▶ Brief
Please reproduce, exactly and with nothing added, the line containing "What's the underlying" and every line after it to the end of the records.

▶ Records shown
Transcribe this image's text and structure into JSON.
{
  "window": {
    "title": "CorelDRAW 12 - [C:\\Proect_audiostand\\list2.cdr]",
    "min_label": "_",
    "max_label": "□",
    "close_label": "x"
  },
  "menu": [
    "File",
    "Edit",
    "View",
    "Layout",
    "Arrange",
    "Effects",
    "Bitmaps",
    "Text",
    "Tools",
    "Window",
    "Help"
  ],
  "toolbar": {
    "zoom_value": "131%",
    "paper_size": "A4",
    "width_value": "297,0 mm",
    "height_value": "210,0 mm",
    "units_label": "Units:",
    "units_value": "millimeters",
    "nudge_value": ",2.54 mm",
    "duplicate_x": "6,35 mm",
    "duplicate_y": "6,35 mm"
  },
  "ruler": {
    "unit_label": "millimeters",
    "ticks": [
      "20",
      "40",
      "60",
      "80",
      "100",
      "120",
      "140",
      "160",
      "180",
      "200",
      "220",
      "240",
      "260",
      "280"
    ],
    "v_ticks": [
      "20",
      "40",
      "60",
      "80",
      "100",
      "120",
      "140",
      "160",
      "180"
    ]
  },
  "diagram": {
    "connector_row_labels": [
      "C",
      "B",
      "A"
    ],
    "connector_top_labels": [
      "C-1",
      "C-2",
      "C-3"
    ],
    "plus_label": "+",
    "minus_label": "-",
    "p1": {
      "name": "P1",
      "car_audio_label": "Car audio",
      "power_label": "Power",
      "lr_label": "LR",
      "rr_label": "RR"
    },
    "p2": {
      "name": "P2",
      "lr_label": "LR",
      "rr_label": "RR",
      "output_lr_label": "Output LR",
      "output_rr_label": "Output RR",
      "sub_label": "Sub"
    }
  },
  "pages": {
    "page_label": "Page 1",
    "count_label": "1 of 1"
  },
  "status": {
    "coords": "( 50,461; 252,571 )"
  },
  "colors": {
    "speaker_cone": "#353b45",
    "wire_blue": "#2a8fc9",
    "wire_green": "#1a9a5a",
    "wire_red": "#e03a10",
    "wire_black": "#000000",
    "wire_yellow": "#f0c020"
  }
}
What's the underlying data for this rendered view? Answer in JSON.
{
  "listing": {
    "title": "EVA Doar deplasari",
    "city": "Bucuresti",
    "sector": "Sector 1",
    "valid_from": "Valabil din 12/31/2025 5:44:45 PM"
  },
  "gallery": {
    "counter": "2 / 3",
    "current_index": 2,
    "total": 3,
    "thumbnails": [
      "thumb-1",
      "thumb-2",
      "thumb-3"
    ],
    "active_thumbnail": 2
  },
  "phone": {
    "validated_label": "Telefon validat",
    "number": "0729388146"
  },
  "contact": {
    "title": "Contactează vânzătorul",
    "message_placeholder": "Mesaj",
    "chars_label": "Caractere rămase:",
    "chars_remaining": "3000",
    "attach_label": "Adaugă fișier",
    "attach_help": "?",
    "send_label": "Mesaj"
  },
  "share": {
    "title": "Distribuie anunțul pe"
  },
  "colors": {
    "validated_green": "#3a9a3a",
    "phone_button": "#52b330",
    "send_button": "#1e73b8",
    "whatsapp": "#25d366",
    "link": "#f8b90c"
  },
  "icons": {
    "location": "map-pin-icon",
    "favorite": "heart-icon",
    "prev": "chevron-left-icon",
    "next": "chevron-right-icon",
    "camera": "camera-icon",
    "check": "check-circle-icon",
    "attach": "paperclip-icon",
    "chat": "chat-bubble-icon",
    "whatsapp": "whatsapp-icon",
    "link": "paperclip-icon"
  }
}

▶ Solution for this task
What's the underlying data for this rendered view? Answer in JSON.
{
  "listing": {
    "title": "EVA Doar deplasari",
    "city": "Bucuresti",
    "sector": "Sector 1",
    "valid_from": "Valabil din 12/31/2025 5:44:45 PM"
  },
  "gallery": {
    "counter": "2 / 3",
    "current_index": 2,
    "total": 3,
    "thumbnails": [
      "thumb-1",
      "thumb-2",
      "thumb-3"
    ],
    "active_thumbnail": 2
  },
  "phone": {
    "validated_label": "Telefon validat",
    "number": "0729388146"
  },
  "contact": {
    "title": "Contactează vânzătorul",
    "message_placeholder": "Mesaj",
    "chars_label": "Caractere rămase:",
    "chars_remaining": "3000",
    "attach_label": "Adaugă fișier",
    "attach_help": "?",
    "send_label": "Mesaj"
  },
  "share": {
    "title": "Distribuie anunțul pe"
  },
  "colors": {
    "validated_green": "#3a9a3a",
    "phone_button": "#52b330",
    "send_button": "#1e73b8",
    "whatsapp": "#25d366",
    "link": "#f8b90c"
  },
  "icons": {
    "location": "map-pin-icon",
    "favorite": "heart-icon",
    "prev": "chevron-left-icon",
    "next": "chevron-right-icon",
    "camera": "camera-icon",
    "check": "check-circle-icon",
    "attach": "paperclip-icon",
    "chat": "chat-bubble-icon",
    "whatsapp": "whatsapp-icon",
    "link": "paperclip-icon"
  }
}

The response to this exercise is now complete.